[Interface dataset entries]
((

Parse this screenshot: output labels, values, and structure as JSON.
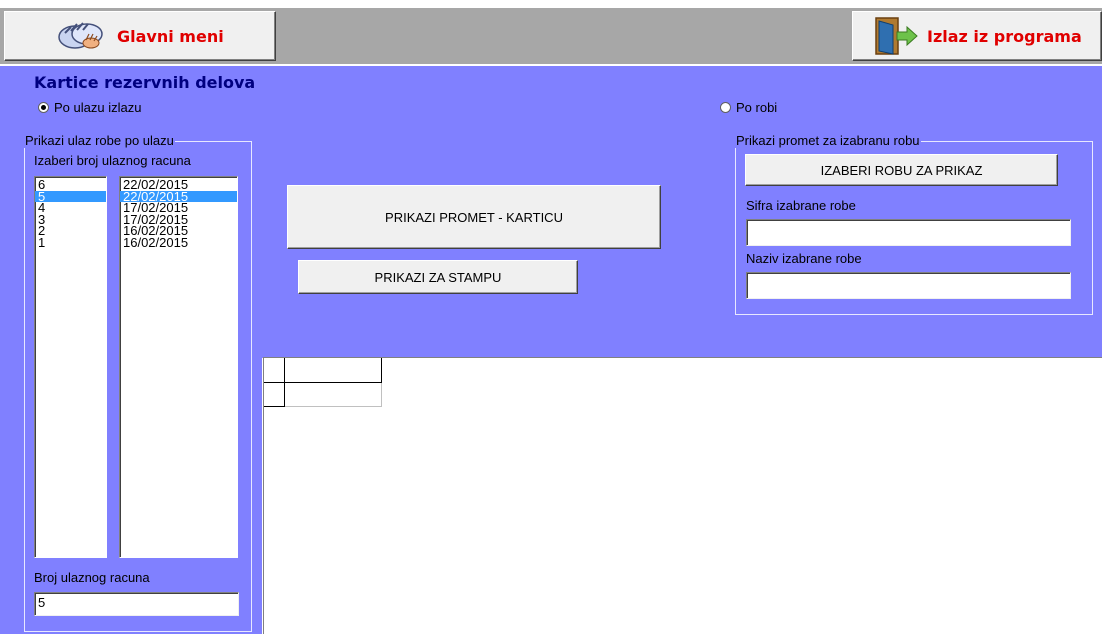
{
  "header": {
    "main_menu_label": "Glavni meni",
    "exit_label": "Izlaz iz programa"
  },
  "form": {
    "title": "Kartice rezervnih delova",
    "radio_by_entry": "Po ulazu izlazu",
    "radio_by_goods": "Po robi",
    "entry_group": {
      "legend": "Prikazi ulaz robe po ulazu",
      "select_label": "Izaberi broj ulaznog racuna",
      "numbers": [
        "6",
        "5",
        "4",
        "3",
        "2",
        "1"
      ],
      "dates": [
        "22/02/2015",
        "22/02/2015",
        "17/02/2015",
        "17/02/2015",
        "16/02/2015",
        "16/02/2015"
      ],
      "selected_index": 1,
      "entry_number_label": "Broj ulaznog racuna",
      "entry_number_value": "5"
    },
    "buttons": {
      "show_card": "PRIKAZI PROMET - KARTICU",
      "print": "PRIKAZI ZA STAMPU"
    },
    "goods_group": {
      "legend": "Prikazi promet za izabranu robu",
      "choose_button": "IZABERI ROBU ZA PRIKAZ",
      "code_label": "Sifra izabrane robe",
      "code_value": "",
      "name_label": "Naziv izabrane robe",
      "name_value": ""
    }
  },
  "colors": {
    "panel_bg": "#8080ff",
    "title": "#000080",
    "header_label": "#e00000",
    "selection": "#3399ff"
  }
}
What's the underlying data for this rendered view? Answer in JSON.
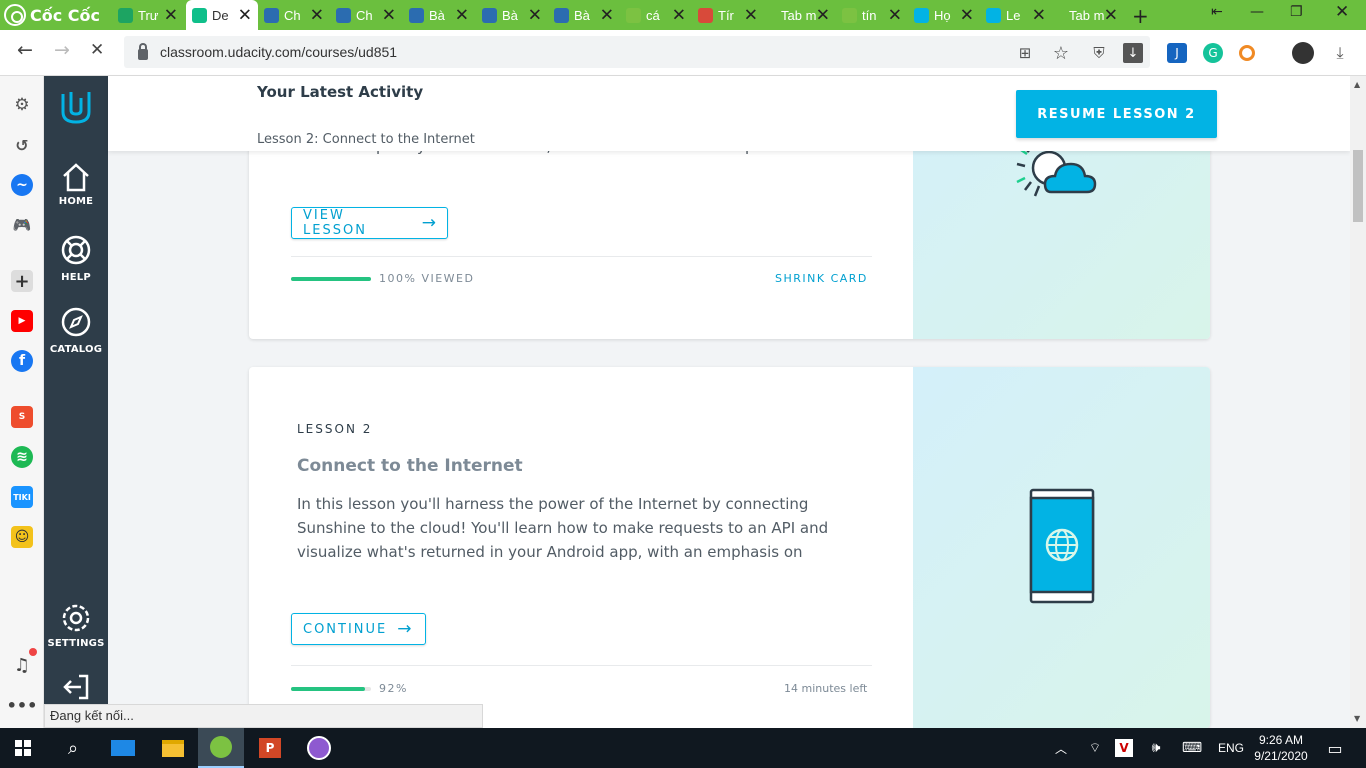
{
  "browser": {
    "brand": "Cốc Cốc",
    "tabs": [
      {
        "title": "Trư",
        "color": "#1da462",
        "active": false
      },
      {
        "title": "De",
        "color": "#0fbf8a",
        "active": true
      },
      {
        "title": "Ch",
        "color": "#2b6cb0",
        "active": false
      },
      {
        "title": "Ch",
        "color": "#2b6cb0",
        "active": false
      },
      {
        "title": "Bà",
        "color": "#2b6cb0",
        "active": false
      },
      {
        "title": "Bà",
        "color": "#2b6cb0",
        "active": false
      },
      {
        "title": "Bà",
        "color": "#2b6cb0",
        "active": false
      },
      {
        "title": "cá",
        "color": "#7cc242",
        "active": false
      },
      {
        "title": "Tír",
        "color": "#d84a3a",
        "active": false
      },
      {
        "title": "Tab m",
        "color": "",
        "active": false
      },
      {
        "title": "tín",
        "color": "#7cc242",
        "active": false
      },
      {
        "title": "Họ",
        "color": "#02b3e4",
        "active": false
      },
      {
        "title": "Le",
        "color": "#02b3e4",
        "active": false
      },
      {
        "title": "Tab m",
        "color": "",
        "active": false
      }
    ],
    "url": "classroom.udacity.com/courses/ud851",
    "status_text": "Đang kết nối..."
  },
  "udacity_nav": {
    "home": "HOME",
    "help": "HELP",
    "catalog": "CATALOG",
    "settings": "SETTINGS"
  },
  "activity": {
    "heading": "Your Latest Activity",
    "lesson": "Lesson 2: Connect to the Internet",
    "resume_button": "RESUME LESSON 2"
  },
  "card1": {
    "desc_line": "create simple layouts for Android, how Android runs on the phone and the",
    "view_button": "VIEW LESSON",
    "progress_label": "100% VIEWED",
    "progress": 1.0,
    "shrink": "SHRINK CARD"
  },
  "card2": {
    "eyebrow": "LESSON 2",
    "title": "Connect to the Internet",
    "desc": [
      "In this lesson you'll harness the power of the Internet by connecting",
      "Sunshine to the cloud! You'll learn how to make requests to an API and",
      "visualize what's returned in your Android app, with an emphasis on"
    ],
    "continue_button": "CONTINUE",
    "progress_label": "92%",
    "progress": 0.92,
    "time_left": "14 minutes left"
  },
  "taskbar": {
    "lang": "ENG",
    "time": "9:26 AM",
    "date": "9/21/2020"
  }
}
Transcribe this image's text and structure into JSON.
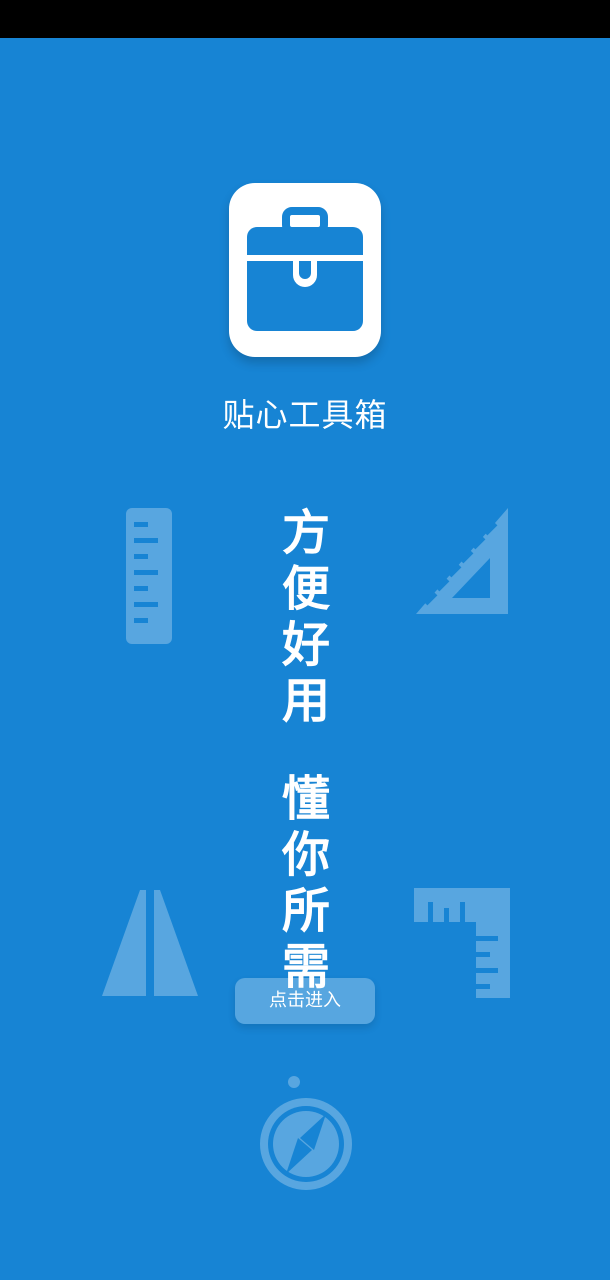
{
  "app": {
    "title": "贴心工具箱",
    "slogan_line1": "方便好用",
    "slogan_line2": "懂你所需",
    "enter_button": "点击进入"
  },
  "icons": {
    "app_logo": "toolbox-icon",
    "ruler": "ruler-icon",
    "triangle_ruler": "triangle-ruler-icon",
    "road": "road-icon",
    "angle_ruler": "angle-ruler-icon",
    "compass": "compass-icon"
  },
  "colors": {
    "background": "#1784d4",
    "icon_blue": "#1784d4",
    "white": "#ffffff"
  }
}
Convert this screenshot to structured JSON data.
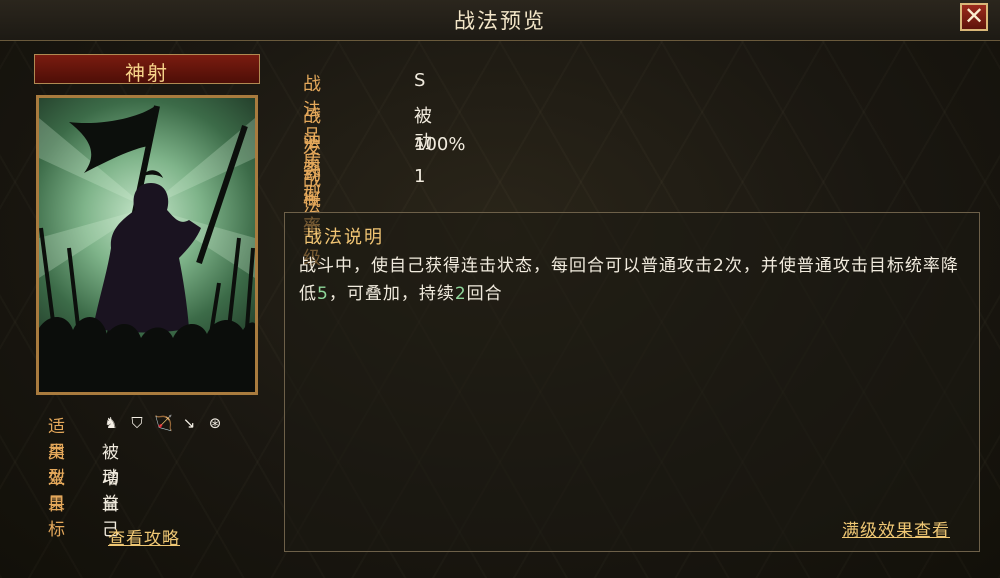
{
  "window": {
    "title": "战法预览",
    "close_icon": "close-icon"
  },
  "skill": {
    "name": "神射",
    "portrait": "archer-general-silhouette",
    "info": {
      "troops_label": "适用",
      "troop_icons": [
        "cavalry-icon",
        "shield-icon",
        "bow-icon",
        "spear-icon",
        "siege-wheel-icon"
      ],
      "type_label": "类型",
      "type_value": "被动",
      "effect_label": "效果",
      "effect_value": "增益",
      "target_label": "目标",
      "target_value": "自己"
    },
    "guide_link": "查看攻略"
  },
  "stats": [
    {
      "label": "战法品质",
      "value": "S"
    },
    {
      "label": "战法类型",
      "value": "被动"
    },
    {
      "label": "发动概率",
      "value": "100%"
    },
    {
      "label": "战法等级",
      "value": "1"
    }
  ],
  "description": {
    "title": "战法说明",
    "part1": "战斗中，使自己获得连击状态，每回合可以普通攻击2次，并使普通攻击目标统率降低",
    "value1": "5",
    "part2": "，可叠加，持续",
    "value2": "2",
    "part3": "回合",
    "highlight_color": "#8fd69a"
  },
  "max_level_link": "满级效果查看",
  "colors": {
    "accent": "#e4a85b",
    "link": "#efc774",
    "title_bar": "#7a1c10"
  }
}
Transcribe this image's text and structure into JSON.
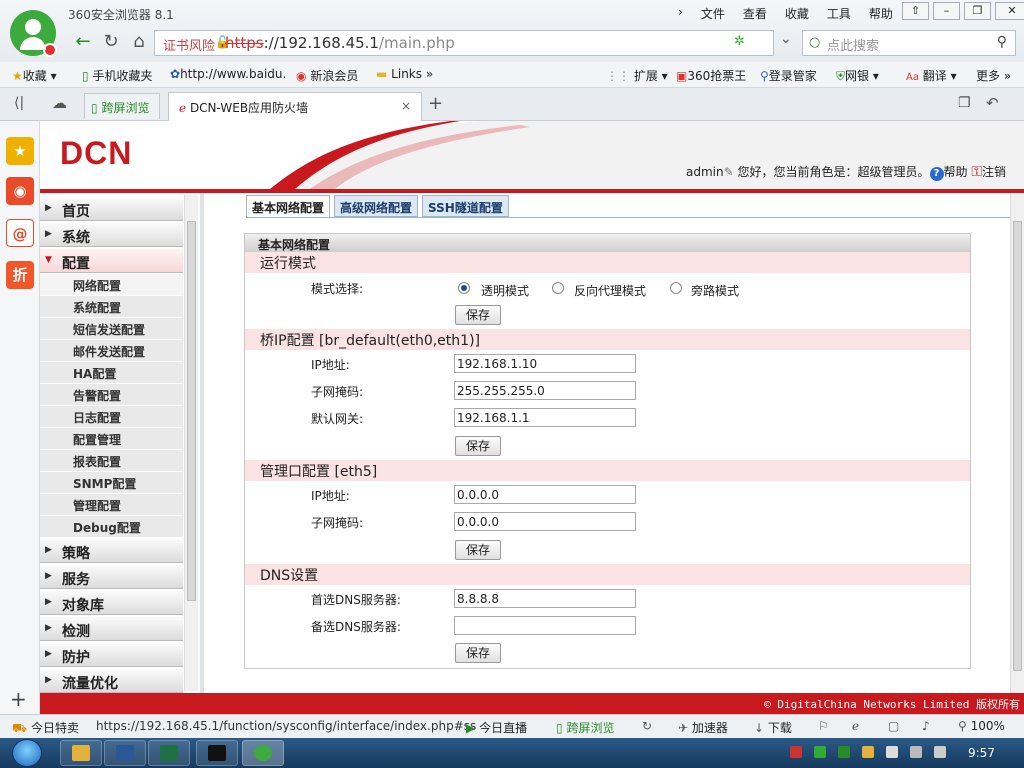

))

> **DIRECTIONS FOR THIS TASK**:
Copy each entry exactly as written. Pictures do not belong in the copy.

> **TASK OUTPUT**:
Parse this screenshot: output labels, values, and structure as JSON.
{
  "header": {
    "main_menu_label": "Glavni meni",
    "exit_label": "Izlaz iz programa"
  },
  "form": {
    "title": "Kartice rezervnih delova",
    "radio_by_entry": "Po ulazu izlazu",
    "radio_by_goods": "Po robi",
    "entry_group": {
      "legend": "Prikazi ulaz robe po ulazu",
      "select_label": "Izaberi broj ulaznog racuna",
      "numbers": [
        "6",
        "5",
        "4",
        "3",
        "2",
        "1"
      ],
      "dates": [
        "22/02/2015",
        "22/02/2015",
        "17/02/2015",
        "17/02/2015",
        "16/02/2015",
        "16/02/2015"
      ],
      "selected_index": 1,
      "entry_number_label": "Broj ulaznog racuna",
      "entry_number_value": "5"
    },
    "buttons": {
      "show_card": "PRIKAZI PROMET - KARTICU",
      "print": "PRIKAZI ZA STAMPU"
    },
    "goods_group": {
      "legend": "Prikazi promet za izabranu robu",
      "choose_button": "IZABERI ROBU ZA PRIKAZ",
      "code_label": "Sifra izabrane robe",
      "code_value": "",
      "name_label": "Naziv izabrane robe",
      "name_value": ""
    }
  },
  "colors": {
    "panel_bg": "#8080ff",
    "title": "#000080",
    "header_label": "#e00000",
    "selection": "#3399ff"
  }
}
What's the underlying data for this rendered view? Answer in JSON.
{
  "browser": {
    "brand": "Cốc Cốc",
    "tabs": [
      {
        "title": "Trư",
        "color": "#1da462",
        "active": false
      },
      {
        "title": "De",
        "color": "#0fbf8a",
        "active": true
      },
      {
        "title": "Ch",
        "color": "#2b6cb0",
        "active": false
      },
      {
        "title": "Ch",
        "color": "#2b6cb0",
        "active": false
      },
      {
        "title": "Bà",
        "color": "#2b6cb0",
        "active": false
      },
      {
        "title": "Bà",
        "color": "#2b6cb0",
        "active": false
      },
      {
        "title": "Bà",
        "color": "#2b6cb0",
        "active": false
      },
      {
        "title": "cá",
        "color": "#7cc242",
        "active": false
      },
      {
        "title": "Tír",
        "color": "#d84a3a",
        "active": false
      },
      {
        "title": "Tab m",
        "color": "",
        "active": false
      },
      {
        "title": "tín",
        "color": "#7cc242",
        "active": false
      },
      {
        "title": "Họ",
        "color": "#02b3e4",
        "active": false
      },
      {
        "title": "Le",
        "color": "#02b3e4",
        "active": false
      },
      {
        "title": "Tab m",
        "color": "",
        "active": false
      }
    ],
    "url": "classroom.udacity.com/courses/ud851",
    "status_text": "Đang kết nối..."
  },
  "udacity_nav": {
    "home": "HOME",
    "help": "HELP",
    "catalog": "CATALOG",
    "settings": "SETTINGS"
  },
  "activity": {
    "heading": "Your Latest Activity",
    "lesson": "Lesson 2: Connect to the Internet",
    "resume_button": "RESUME LESSON 2"
  },
  "card1": {
    "desc_line": "create simple layouts for Android, how Android runs on the phone and the",
    "view_button": "VIEW LESSON",
    "progress_label": "100% VIEWED",
    "progress": 1.0,
    "shrink": "SHRINK CARD"
  },
  "card2": {
    "eyebrow": "LESSON 2",
    "title": "Connect to the Internet",
    "desc": [
      "In this lesson you'll harness the power of the Internet by connecting",
      "Sunshine to the cloud! You'll learn how to make requests to an API and",
      "visualize what's returned in your Android app, with an emphasis on"
    ],
    "continue_button": "CONTINUE",
    "progress_label": "92%",
    "progress": 0.92,
    "time_left": "14 minutes left"
  },
  "taskbar": {
    "lang": "ENG",
    "time": "9:26 AM",
    "date": "9/21/2020"
  }
}
Transcribe this image's text and structure into JSON.
{
  "app": {
    "title": "贴心工具箱",
    "slogan_line1": "方便好用",
    "slogan_line2": "懂你所需",
    "enter_button": "点击进入"
  },
  "icons": {
    "app_logo": "toolbox-icon",
    "ruler": "ruler-icon",
    "triangle_ruler": "triangle-ruler-icon",
    "road": "road-icon",
    "angle_ruler": "angle-ruler-icon",
    "compass": "compass-icon"
  },
  "colors": {
    "background": "#1784d4",
    "icon_blue": "#1784d4",
    "white": "#ffffff"
  }
}
Convert this screenshot to structured JSON data.
{
  "window": {
    "title": "战法预览",
    "close_icon": "close-icon"
  },
  "skill": {
    "name": "神射",
    "portrait": "archer-general-silhouette",
    "info": {
      "troops_label": "适用",
      "troop_icons": [
        "cavalry-icon",
        "shield-icon",
        "bow-icon",
        "spear-icon",
        "siege-wheel-icon"
      ],
      "type_label": "类型",
      "type_value": "被动",
      "effect_label": "效果",
      "effect_value": "增益",
      "target_label": "目标",
      "target_value": "自己"
    },
    "guide_link": "查看攻略"
  },
  "stats": [
    {
      "label": "战法品质",
      "value": "S"
    },
    {
      "label": "战法类型",
      "value": "被动"
    },
    {
      "label": "发动概率",
      "value": "100%"
    },
    {
      "label": "战法等级",
      "value": "1"
    }
  ],
  "description": {
    "title": "战法说明",
    "part1": "战斗中，使自己获得连击状态，每回合可以普通攻击2次，并使普通攻击目标统率降低",
    "value1": "5",
    "part2": "，可叠加，持续",
    "value2": "2",
    "part3": "回合",
    "highlight_color": "#8fd69a"
  },
  "max_level_link": "满级效果查看",
  "colors": {
    "accent": "#e4a85b",
    "link": "#efc774",
    "title_bar": "#7a1c10"
  }
}
Transcribe this image's text and structure into JSON.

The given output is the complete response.